Westward Ho – QDIII gets his second and final production credit of the evening, providing a smooth seductive synth groove for WSC to spit some good old fashion misogyny over. Of course, this record is filled with an overabundance of bitches, hoes and objectification, but there’s also some romantic moments, like when Ice Cube fantasies about running his “trigger finger all through her extensions” and buying he and his lady “his and her nines.” But it’s Dub-C who gets off the best bars of the song as he describes his dream woman: a 5’10”, two-hundred-and-twenty-pound chick with thigh and c-section scarring, tattoos, stretch marks, and a few bullet wounds. Ya’ll laughing, but I wouldn’t mind meeting this sexy beast in the flesh.
The Pledge (Insert) – WSC remixes and puts a gangsta twist on The Pledge of Allegiance.
Hoo-Bangin’ (WSCG Style) – Westside Connect Gang is in full effect, as K-Dee, Tha Comrades and All Frum Tha l join Cube, Mack 10 and Dub-C for this album ending cipher session. Cube takes another feeble swipe at Common (“I’m bombin’, on Common Sense, Chicago is mine, nigga hit the fence”), but it’s a swing at the wind compared to the missile Common launched at Cube in the form of “The Bitch In Yoo.” Along with Cube’s underwhelming instrumental, none of the parties involved on this one impress, ending Bow Down on a low note.

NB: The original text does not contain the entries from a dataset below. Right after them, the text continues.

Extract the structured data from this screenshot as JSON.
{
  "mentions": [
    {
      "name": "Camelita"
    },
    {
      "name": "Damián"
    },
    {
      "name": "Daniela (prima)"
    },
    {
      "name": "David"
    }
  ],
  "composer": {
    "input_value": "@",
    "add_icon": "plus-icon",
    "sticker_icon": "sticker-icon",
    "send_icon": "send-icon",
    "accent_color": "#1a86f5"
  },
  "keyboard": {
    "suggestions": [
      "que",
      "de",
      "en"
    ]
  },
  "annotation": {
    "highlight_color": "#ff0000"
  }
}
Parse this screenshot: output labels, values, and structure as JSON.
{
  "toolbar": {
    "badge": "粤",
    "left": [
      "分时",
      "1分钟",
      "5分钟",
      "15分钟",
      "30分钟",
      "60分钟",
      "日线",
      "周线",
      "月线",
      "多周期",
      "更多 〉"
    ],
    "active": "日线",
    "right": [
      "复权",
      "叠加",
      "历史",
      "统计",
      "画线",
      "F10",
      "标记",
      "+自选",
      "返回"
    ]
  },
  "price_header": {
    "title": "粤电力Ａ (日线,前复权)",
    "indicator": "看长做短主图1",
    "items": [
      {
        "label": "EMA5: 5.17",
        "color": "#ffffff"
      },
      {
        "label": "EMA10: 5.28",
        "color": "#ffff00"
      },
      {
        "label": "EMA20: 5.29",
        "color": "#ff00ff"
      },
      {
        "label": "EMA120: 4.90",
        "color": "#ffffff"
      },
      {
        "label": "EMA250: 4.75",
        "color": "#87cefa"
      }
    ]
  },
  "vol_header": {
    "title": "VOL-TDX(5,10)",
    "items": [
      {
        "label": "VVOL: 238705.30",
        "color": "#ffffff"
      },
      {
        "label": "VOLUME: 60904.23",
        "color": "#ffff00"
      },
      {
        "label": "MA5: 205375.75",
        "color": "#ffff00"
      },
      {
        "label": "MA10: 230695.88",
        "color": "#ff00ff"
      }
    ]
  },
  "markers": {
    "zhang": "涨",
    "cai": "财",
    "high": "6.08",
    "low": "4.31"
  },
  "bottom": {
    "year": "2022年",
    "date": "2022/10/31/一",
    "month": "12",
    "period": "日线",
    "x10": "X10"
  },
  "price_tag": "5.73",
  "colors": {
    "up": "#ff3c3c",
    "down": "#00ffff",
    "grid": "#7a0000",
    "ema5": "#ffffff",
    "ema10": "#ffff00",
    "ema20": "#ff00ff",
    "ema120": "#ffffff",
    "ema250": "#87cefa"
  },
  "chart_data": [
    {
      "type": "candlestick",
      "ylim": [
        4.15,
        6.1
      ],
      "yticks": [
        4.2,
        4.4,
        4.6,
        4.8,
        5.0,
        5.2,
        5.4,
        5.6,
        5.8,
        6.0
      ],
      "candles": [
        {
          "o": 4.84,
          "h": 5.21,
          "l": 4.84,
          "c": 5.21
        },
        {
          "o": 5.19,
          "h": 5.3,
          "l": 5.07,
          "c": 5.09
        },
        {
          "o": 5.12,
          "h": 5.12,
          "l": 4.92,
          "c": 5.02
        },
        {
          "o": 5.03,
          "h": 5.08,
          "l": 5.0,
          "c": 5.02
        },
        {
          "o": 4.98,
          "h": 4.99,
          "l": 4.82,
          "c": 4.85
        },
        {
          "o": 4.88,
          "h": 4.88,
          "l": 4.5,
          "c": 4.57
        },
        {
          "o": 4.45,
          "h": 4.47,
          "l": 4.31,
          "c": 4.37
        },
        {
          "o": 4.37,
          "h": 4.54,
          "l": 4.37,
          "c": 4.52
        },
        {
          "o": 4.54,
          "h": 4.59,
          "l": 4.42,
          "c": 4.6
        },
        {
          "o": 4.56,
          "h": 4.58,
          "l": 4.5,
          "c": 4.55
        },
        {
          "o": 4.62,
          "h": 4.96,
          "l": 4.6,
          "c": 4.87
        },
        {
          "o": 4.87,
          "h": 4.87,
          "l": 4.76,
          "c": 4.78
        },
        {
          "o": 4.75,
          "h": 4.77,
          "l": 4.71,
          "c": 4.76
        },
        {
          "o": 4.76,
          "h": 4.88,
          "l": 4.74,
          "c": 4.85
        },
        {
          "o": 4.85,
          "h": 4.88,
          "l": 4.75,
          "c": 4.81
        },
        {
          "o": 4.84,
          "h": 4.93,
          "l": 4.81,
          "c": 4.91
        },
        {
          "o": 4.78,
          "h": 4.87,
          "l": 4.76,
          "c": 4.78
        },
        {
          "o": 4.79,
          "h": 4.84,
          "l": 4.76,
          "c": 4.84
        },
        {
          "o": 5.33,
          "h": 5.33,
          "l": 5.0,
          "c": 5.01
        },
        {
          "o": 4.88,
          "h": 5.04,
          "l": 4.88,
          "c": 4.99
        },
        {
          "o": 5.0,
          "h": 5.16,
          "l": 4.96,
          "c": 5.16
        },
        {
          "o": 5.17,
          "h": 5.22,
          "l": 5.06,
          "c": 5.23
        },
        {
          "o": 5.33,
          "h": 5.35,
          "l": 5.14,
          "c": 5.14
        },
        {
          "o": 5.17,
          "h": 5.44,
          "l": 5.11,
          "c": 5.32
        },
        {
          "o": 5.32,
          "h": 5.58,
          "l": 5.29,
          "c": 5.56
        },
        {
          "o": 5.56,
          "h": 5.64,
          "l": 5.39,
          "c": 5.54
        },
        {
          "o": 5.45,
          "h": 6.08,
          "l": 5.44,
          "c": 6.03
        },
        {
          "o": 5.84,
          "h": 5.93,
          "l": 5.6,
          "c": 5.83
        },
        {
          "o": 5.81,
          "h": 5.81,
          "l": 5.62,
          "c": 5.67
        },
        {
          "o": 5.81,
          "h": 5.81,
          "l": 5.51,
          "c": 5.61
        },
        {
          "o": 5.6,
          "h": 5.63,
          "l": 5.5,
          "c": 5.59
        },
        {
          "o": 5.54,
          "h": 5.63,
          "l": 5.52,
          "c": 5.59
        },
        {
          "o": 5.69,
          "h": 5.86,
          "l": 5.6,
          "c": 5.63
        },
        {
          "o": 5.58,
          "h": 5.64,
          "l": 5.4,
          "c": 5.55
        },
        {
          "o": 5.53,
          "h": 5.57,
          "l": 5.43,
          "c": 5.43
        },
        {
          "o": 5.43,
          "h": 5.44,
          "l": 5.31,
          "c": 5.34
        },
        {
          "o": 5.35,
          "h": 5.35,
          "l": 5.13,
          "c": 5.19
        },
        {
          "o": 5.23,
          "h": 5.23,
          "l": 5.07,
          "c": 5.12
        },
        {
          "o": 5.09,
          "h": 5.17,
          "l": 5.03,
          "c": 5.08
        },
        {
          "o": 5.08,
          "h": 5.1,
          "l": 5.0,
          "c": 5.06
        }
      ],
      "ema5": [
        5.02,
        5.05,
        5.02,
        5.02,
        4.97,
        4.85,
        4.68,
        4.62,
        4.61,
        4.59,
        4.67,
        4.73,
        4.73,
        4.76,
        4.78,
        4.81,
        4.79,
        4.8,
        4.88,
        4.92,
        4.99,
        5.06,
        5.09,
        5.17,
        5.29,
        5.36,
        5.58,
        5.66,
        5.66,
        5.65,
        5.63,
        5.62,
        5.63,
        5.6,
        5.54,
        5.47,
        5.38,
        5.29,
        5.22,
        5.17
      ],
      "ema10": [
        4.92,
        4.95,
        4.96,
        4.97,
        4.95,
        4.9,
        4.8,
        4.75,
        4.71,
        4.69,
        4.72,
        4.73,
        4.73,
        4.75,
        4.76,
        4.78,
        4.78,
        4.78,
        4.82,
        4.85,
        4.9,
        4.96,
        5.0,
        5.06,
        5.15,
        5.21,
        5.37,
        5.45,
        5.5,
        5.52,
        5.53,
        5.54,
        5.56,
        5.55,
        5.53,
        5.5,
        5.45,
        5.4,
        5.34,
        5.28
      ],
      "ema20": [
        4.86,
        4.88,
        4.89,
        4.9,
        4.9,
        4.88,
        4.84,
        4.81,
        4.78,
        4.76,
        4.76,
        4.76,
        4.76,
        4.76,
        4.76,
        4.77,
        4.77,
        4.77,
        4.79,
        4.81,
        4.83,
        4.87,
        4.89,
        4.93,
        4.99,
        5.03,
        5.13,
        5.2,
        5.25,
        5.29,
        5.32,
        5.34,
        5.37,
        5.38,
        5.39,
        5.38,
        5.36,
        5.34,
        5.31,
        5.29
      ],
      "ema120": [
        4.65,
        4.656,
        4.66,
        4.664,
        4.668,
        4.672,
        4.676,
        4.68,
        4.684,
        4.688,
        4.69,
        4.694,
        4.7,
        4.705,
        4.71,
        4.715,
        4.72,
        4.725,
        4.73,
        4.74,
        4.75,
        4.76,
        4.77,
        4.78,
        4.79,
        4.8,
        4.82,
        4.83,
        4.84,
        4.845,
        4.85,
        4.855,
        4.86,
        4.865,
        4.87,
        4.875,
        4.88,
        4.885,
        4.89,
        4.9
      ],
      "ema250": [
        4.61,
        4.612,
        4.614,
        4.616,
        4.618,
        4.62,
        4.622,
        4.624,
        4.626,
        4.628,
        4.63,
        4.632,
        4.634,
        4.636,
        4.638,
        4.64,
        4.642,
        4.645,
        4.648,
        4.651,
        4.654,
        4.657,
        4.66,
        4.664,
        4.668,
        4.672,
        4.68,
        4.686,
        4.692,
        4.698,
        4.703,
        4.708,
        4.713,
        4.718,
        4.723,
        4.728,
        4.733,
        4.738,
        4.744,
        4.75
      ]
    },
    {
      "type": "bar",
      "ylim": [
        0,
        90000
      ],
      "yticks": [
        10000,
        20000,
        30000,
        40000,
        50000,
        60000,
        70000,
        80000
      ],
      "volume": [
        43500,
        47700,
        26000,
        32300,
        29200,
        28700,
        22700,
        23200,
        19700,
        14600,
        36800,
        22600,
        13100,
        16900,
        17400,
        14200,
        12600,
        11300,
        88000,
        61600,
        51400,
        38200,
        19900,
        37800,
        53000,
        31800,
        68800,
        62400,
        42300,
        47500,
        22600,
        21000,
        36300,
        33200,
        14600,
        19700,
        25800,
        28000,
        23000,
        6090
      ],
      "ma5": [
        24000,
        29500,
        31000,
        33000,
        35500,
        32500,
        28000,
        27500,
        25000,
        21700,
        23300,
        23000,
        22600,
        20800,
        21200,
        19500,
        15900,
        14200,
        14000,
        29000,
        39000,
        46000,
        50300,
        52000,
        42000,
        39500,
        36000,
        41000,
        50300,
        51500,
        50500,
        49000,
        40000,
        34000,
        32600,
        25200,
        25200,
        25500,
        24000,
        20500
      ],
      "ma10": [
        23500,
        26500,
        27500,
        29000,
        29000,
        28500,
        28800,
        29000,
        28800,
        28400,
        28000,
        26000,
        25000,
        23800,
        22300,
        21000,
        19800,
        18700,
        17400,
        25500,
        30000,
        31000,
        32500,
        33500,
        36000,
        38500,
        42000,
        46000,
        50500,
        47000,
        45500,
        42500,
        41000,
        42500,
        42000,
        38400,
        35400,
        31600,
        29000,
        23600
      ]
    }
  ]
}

Bow Down finds a butt hurt Ice Cube all the way pissed off and offended by the disrespect he felt the East Coast (and Common) were showing to West Coast hip-hop, specifically the gangsta sub-genre that he and his N.W.A. bredrin helped pioneer and make commercially successful in the late eighties. By 1996, Cube’s street cred was in shambles (as Common so poignantly pointed out on “The Bitch In Yoo,” Cube went from “gangsta, to Muslim, to the dick of Das EFX,” within the span of five years), so it made perfect sense for the Amerikkka’s Most Wanted rapper to recruit a couple of his comrades with legitimate gangsta backgrounds to accompany him on an East Coast hoo-ride, while proudly waiving the Westside banner.
Over the course of Bow Down’s thirteen tracks, Westside Connection defends its coast, declares war, and verbally assaults anything and anyone even remotely associated with East Coast hip-hop, while brashly flaunting and promoting the criminal/gangbangin’ lifestyle; and of course, they had to sprinkle a little misogyny into the mix. Bow Down’s tracks are scored with synth-heavy G-Funkish production (a few of them are incredible bangers), which makes perfect sense for this West Coast celebration and serves as the perfect accomplice to WSC’s verbal drive-bys. There are a few dull and unnecessary moments on Bow Down, but the majority of it (evoking my west coast slang) sounds hella dope.
In the mist of firing shots and making violent threats on “All The Critics In New York,” Cube pauses for a second and says, “I hope blood ain’t got to spill.” Unfortunately, as the frivolous coastal feud continued, both coast’s biggest stars, 2pac and Biggie, would lose their lives. I’m sure Westside Connection had nothing directly to do with either of their murders, but it could be argued that some of Bow Down’s content helped water the seeds of hate that led to their tragic deaths. So, while Bow Down is indeed an entertaining listen, the violent events that followed what some of its content perpetuated will forever loom over it.